**What you have to do**
From the records below, copy every line that contains the word "example".

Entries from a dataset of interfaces
*** Block opens ***
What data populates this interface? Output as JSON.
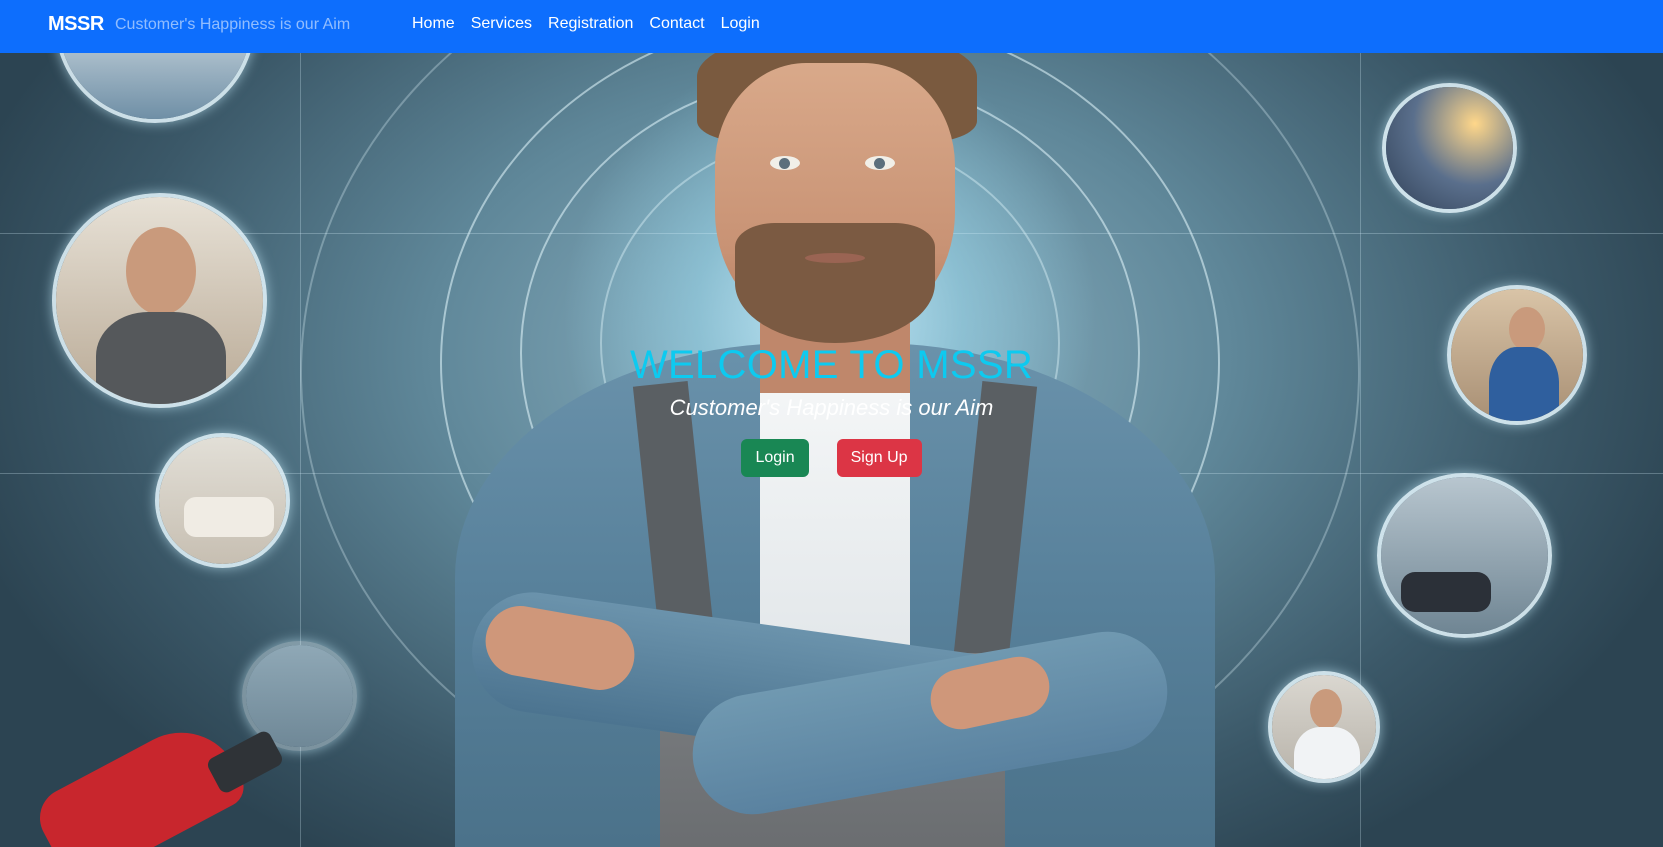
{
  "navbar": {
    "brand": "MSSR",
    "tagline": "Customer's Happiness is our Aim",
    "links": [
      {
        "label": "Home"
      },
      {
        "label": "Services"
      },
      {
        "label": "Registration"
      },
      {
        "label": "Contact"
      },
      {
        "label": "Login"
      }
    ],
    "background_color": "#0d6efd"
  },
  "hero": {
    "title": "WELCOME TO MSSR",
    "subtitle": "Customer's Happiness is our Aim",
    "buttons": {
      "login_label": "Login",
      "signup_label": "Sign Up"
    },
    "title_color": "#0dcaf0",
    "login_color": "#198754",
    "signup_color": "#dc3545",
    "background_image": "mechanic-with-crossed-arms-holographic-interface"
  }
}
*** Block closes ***
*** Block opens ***
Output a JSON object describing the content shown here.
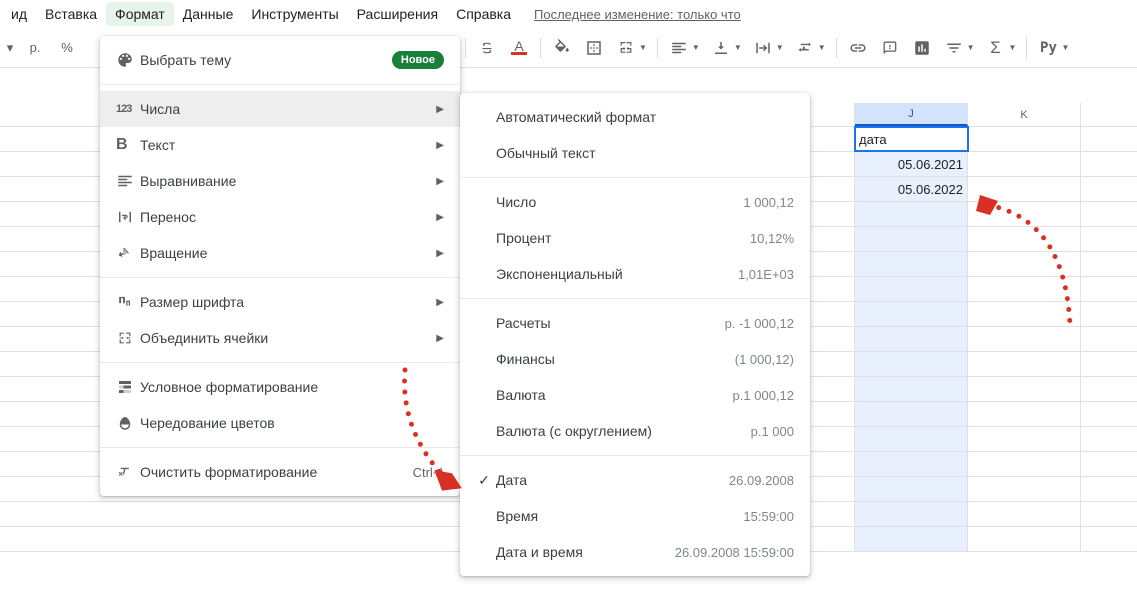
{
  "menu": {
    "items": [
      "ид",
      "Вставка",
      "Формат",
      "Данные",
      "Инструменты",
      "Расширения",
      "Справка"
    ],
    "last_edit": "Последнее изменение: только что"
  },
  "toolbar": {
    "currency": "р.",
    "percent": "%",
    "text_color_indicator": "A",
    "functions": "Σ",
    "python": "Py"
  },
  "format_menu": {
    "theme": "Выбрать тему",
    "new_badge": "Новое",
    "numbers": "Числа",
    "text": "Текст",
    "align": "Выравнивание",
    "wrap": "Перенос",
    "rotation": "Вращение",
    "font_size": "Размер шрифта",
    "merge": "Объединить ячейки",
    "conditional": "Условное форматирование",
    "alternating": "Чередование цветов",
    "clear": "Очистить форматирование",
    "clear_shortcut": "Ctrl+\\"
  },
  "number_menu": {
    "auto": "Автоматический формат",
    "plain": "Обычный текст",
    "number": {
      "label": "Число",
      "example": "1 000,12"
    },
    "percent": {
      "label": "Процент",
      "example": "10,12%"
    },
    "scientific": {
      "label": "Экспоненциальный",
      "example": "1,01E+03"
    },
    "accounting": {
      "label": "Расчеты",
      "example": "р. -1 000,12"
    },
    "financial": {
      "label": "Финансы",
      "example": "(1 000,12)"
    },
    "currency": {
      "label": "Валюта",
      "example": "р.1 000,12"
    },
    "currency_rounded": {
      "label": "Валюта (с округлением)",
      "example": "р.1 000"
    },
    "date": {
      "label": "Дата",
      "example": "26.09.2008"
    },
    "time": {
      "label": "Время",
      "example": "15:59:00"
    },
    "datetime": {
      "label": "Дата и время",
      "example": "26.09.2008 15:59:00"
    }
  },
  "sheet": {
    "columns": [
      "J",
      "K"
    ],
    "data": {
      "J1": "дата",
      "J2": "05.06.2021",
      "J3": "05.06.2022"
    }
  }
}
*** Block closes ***
**Answer for the task**
      "example": "1 000,12"
      "example": "10,12%"
      "example": "1,01E+03"
      "example": "р. -1 000,12"
      "example": "(1 000,12)"
      "example": "р.1 000,12"
      "example": "р.1 000"
      "example": "26.09.2008"
      "example": "15:59:00"
      "example": "26.09.2008 15:59:00"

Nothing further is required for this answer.